Exercise materials: Begin

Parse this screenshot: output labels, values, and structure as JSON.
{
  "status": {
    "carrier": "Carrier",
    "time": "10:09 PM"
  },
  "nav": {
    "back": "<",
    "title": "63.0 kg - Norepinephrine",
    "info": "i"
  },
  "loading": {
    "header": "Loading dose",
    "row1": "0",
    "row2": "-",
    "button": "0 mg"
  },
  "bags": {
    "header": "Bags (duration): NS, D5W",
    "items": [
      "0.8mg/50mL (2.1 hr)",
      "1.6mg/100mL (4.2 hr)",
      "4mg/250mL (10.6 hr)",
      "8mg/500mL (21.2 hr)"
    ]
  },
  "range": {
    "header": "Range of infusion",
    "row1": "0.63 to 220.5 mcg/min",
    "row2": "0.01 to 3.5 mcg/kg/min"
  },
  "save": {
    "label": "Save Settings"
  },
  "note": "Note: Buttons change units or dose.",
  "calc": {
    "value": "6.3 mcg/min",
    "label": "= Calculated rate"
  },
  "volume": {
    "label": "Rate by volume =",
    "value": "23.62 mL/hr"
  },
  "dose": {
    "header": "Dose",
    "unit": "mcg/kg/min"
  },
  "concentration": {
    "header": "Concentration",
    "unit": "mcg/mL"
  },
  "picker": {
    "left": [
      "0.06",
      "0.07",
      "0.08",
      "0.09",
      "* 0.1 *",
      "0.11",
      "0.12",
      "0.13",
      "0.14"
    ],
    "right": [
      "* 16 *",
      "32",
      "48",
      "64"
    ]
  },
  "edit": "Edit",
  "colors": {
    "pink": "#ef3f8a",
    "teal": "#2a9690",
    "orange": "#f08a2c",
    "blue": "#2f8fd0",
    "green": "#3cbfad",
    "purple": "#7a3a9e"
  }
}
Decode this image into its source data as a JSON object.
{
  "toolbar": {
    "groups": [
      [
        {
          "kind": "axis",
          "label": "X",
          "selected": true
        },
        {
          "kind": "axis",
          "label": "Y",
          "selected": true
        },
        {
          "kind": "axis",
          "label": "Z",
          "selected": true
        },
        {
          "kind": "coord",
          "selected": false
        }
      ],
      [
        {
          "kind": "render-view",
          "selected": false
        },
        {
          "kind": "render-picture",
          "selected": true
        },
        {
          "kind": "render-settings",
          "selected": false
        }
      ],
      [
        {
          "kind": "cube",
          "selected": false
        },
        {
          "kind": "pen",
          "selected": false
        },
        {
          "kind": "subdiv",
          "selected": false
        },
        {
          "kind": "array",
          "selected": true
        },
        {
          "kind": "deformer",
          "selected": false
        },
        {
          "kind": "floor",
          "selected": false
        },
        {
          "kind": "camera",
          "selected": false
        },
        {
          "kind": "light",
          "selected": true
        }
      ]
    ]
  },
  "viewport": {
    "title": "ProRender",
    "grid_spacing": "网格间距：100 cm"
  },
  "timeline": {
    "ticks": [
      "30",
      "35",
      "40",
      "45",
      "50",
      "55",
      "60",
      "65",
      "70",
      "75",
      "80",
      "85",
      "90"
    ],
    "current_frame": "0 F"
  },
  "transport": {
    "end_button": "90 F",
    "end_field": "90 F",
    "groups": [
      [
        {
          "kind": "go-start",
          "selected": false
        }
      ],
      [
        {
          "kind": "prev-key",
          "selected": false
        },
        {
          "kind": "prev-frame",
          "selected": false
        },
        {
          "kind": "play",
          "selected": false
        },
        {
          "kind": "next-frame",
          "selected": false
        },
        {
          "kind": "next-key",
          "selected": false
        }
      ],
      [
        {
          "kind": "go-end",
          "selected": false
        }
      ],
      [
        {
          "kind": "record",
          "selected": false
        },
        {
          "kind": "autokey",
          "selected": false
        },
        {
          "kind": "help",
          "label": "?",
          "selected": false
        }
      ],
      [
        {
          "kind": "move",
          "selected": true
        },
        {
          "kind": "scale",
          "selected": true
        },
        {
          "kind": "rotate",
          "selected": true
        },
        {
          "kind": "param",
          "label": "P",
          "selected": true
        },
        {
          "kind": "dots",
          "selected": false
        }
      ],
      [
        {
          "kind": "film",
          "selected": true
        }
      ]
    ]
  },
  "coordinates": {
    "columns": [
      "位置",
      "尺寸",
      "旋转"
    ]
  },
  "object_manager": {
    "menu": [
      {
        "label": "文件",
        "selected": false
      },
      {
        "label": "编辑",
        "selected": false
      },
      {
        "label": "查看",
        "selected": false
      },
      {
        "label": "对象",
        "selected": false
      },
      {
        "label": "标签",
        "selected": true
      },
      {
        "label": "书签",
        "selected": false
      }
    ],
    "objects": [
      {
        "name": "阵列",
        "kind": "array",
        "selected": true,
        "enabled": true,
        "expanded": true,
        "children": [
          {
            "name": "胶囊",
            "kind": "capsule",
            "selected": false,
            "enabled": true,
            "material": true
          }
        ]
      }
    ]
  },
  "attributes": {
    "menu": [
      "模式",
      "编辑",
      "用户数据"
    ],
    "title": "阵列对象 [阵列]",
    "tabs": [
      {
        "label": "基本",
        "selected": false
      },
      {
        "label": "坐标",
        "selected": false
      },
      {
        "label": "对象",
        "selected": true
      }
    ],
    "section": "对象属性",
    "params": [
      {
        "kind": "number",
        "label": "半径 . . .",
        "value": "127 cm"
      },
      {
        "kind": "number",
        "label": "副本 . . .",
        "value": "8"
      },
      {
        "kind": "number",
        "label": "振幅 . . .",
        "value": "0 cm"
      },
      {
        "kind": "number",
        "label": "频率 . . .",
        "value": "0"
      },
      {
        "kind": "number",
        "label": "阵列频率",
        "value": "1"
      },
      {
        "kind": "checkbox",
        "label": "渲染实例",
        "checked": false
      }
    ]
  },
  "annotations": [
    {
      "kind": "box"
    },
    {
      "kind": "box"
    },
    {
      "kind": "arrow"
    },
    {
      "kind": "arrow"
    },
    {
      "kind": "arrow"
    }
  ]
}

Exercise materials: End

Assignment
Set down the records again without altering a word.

Response area
Parse this screenshot: output labels, values, and structure as JSON.
{
  "status": {
    "carrier": "Carrier",
    "time": "10:09 PM"
  },
  "nav": {
    "back": "<",
    "title": "63.0 kg - Norepinephrine",
    "info": "i"
  },
  "loading": {
    "header": "Loading dose",
    "row1": "0",
    "row2": "-",
    "button": "0 mg"
  },
  "bags": {
    "header": "Bags (duration): NS, D5W",
    "items": [
      "0.8mg/50mL (2.1 hr)",
      "1.6mg/100mL (4.2 hr)",
      "4mg/250mL (10.6 hr)",
      "8mg/500mL (21.2 hr)"
    ]
  },
  "range": {
    "header": "Range of infusion",
    "row1": "0.63 to 220.5 mcg/min",
    "row2": "0.01 to 3.5 mcg/kg/min"
  },
  "save": {
    "label": "Save Settings"
  },
  "note": "Note: Buttons change units or dose.",
  "calc": {
    "value": "6.3 mcg/min",
    "label": "= Calculated rate"
  },
  "volume": {
    "label": "Rate by volume =",
    "value": "23.62 mL/hr"
  },
  "dose": {
    "header": "Dose",
    "unit": "mcg/kg/min"
  },
  "concentration": {
    "header": "Concentration",
    "unit": "mcg/mL"
  },
  "picker": {
    "left": [
      "0.06",
      "0.07",
      "0.08",
      "0.09",
      "* 0.1 *",
      "0.11",
      "0.12",
      "0.13",
      "0.14"
    ],
    "right": [
      "* 16 *",
      "32",
      "48",
      "64"
    ]
  },
  "edit": "Edit",
  "colors": {
    "pink": "#ef3f8a",
    "teal": "#2a9690",
    "orange": "#f08a2c",
    "blue": "#2f8fd0",
    "green": "#3cbfad",
    "purple": "#7a3a9e"
  }
}
Decode this image into its source data as a JSON object.
{
  "toolbar": {
    "groups": [
      [
        {
          "kind": "axis",
          "label": "X",
          "selected": true
        },
        {
          "kind": "axis",
          "label": "Y",
          "selected": true
        },
        {
          "kind": "axis",
          "label": "Z",
          "selected": true
        },
        {
          "kind": "coord",
          "selected": false
        }
      ],
      [
        {
          "kind": "render-view",
          "selected": false
        },
        {
          "kind": "render-picture",
          "selected": true
        },
        {
          "kind": "render-settings",
          "selected": false
        }
      ],
      [
        {
          "kind": "cube",
          "selected": false
        },
        {
          "kind": "pen",
          "selected": false
        },
        {
          "kind": "subdiv",
          "selected": false
        },
        {
          "kind": "array",
          "selected": true
        },
        {
          "kind": "deformer",
          "selected": false
        },
        {
          "kind": "floor",
          "selected": false
        },
        {
          "kind": "camera",
          "selected": false
        },
        {
          "kind": "light",
          "selected": true
        }
      ]
    ]
  },
  "viewport": {
    "title": "ProRender",
    "grid_spacing": "网格间距：100 cm"
  },
  "timeline": {
    "ticks": [
      "30",
      "35",
      "40",
      "45",
      "50",
      "55",
      "60",
      "65",
      "70",
      "75",
      "80",
      "85",
      "90"
    ],
    "current_frame": "0 F"
  },
  "transport": {
    "end_button": "90 F",
    "end_field": "90 F",
    "groups": [
      [
        {
          "kind": "go-start",
          "selected": false
        }
      ],
      [
        {
          "kind": "prev-key",
          "selected": false
        },
        {
          "kind": "prev-frame",
          "selected": false
        },
        {
          "kind": "play",
          "selected": false
        },
        {
          "kind": "next-frame",
          "selected": false
        },
        {
          "kind": "next-key",
          "selected": false
        }
      ],
      [
        {
          "kind": "go-end",
          "selected": false
        }
      ],
      [
        {
          "kind": "record",
          "selected": false
        },
        {
          "kind": "autokey",
          "selected": false
        },
        {
          "kind": "help",
          "label": "?",
          "selected": false
        }
      ],
      [
        {
          "kind": "move",
          "selected": true
        },
        {
          "kind": "scale",
          "selected": true
        },
        {
          "kind": "rotate",
          "selected": true
        },
        {
          "kind": "param",
          "label": "P",
          "selected": true
        },
        {
          "kind": "dots",
          "selected": false
        }
      ],
      [
        {
          "kind": "film",
          "selected": true
        }
      ]
    ]
  },
  "coordinates": {
    "columns": [
      "位置",
      "尺寸",
      "旋转"
    ]
  },
  "object_manager": {
    "menu": [
      {
        "label": "文件",
        "selected": false
      },
      {
        "label": "编辑",
        "selected": false
      },
      {
        "label": "查看",
        "selected": false
      },
      {
        "label": "对象",
        "selected": false
      },
      {
        "label": "标签",
        "selected": true
      },
      {
        "label": "书签",
        "selected": false
      }
    ],
    "objects": [
      {
        "name": "阵列",
        "kind": "array",
        "selected": true,
        "enabled": true,
        "expanded": true,
        "children": [
          {
            "name": "胶囊",
            "kind": "capsule",
            "selected": false,
            "enabled": true,
            "material": true
          }
        ]
      }
    ]
  },
  "attributes": {
    "menu": [
      "模式",
      "编辑",
      "用户数据"
    ],
    "title": "阵列对象 [阵列]",
    "tabs": [
      {
        "label": "基本",
        "selected": false
      },
      {
        "label": "坐标",
        "selected": false
      },
      {
        "label": "对象",
        "selected": true
      }
    ],
    "section": "对象属性",
    "params": [
      {
        "kind": "number",
        "label": "半径 . . .",
        "value": "127 cm"
      },
      {
        "kind": "number",
        "label": "副本 . . .",
        "value": "8"
      },
      {
        "kind": "number",
        "label": "振幅 . . .",
        "value": "0 cm"
      },
      {
        "kind": "number",
        "label": "频率 . . .",
        "value": "0"
      },
      {
        "kind": "number",
        "label": "阵列频率",
        "value": "1"
      },
      {
        "kind": "checkbox",
        "label": "渲染实例",
        "checked": false
      }
    ]
  },
  "annotations": [
    {
      "kind": "box"
    },
    {
      "kind": "box"
    },
    {
      "kind": "arrow"
    },
    {
      "kind": "arrow"
    },
    {
      "kind": "arrow"
    }
  ]
}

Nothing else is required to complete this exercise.